• Activity:
Your copy should match the records below exactly, except for the pictures.

***

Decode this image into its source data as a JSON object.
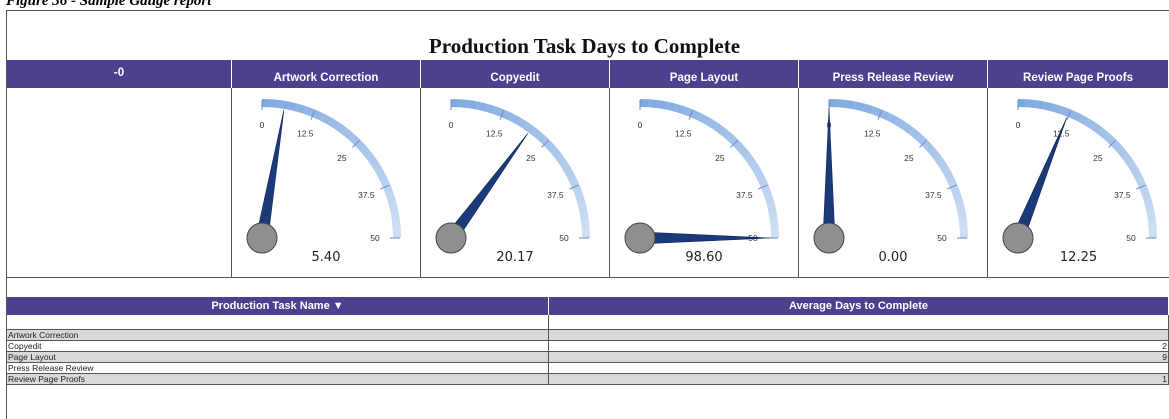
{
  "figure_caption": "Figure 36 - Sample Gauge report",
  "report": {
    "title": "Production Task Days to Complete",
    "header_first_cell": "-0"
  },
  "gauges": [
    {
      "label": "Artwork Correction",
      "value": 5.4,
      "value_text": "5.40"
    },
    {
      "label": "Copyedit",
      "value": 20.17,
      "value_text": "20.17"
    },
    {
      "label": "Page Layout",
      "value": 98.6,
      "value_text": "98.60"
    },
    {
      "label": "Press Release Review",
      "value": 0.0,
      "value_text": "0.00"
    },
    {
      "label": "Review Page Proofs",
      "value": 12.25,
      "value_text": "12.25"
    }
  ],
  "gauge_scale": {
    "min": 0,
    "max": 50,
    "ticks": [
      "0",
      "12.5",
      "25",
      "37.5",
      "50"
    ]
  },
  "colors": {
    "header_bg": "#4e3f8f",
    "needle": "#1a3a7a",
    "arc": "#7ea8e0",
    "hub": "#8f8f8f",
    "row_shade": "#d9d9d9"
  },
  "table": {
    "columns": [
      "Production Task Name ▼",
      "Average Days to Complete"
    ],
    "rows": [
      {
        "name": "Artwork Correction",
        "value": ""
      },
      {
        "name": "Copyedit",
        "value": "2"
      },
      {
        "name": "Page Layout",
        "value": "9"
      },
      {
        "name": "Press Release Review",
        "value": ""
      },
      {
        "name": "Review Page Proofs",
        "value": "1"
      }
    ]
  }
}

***

• Exercise result:
Decode this image into its source data as a JSON object.
{
  "figure_caption": "Figure 36 - Sample Gauge report",
  "report": {
    "title": "Production Task Days to Complete",
    "header_first_cell": "-0"
  },
  "gauges": [
    {
      "label": "Artwork Correction",
      "value": 5.4,
      "value_text": "5.40"
    },
    {
      "label": "Copyedit",
      "value": 20.17,
      "value_text": "20.17"
    },
    {
      "label": "Page Layout",
      "value": 98.6,
      "value_text": "98.60"
    },
    {
      "label": "Press Release Review",
      "value": 0.0,
      "value_text": "0.00"
    },
    {
      "label": "Review Page Proofs",
      "value": 12.25,
      "value_text": "12.25"
    }
  ],
  "gauge_scale": {
    "min": 0,
    "max": 50,
    "ticks": [
      "0",
      "12.5",
      "25",
      "37.5",
      "50"
    ]
  },
  "colors": {
    "header_bg": "#4e3f8f",
    "needle": "#1a3a7a",
    "arc": "#7ea8e0",
    "hub": "#8f8f8f",
    "row_shade": "#d9d9d9"
  },
  "table": {
    "columns": [
      "Production Task Name ▼",
      "Average Days to Complete"
    ],
    "rows": [
      {
        "name": "Artwork Correction",
        "value": ""
      },
      {
        "name": "Copyedit",
        "value": "2"
      },
      {
        "name": "Page Layout",
        "value": "9"
      },
      {
        "name": "Press Release Review",
        "value": ""
      },
      {
        "name": "Review Page Proofs",
        "value": "1"
      }
    ]
  }
}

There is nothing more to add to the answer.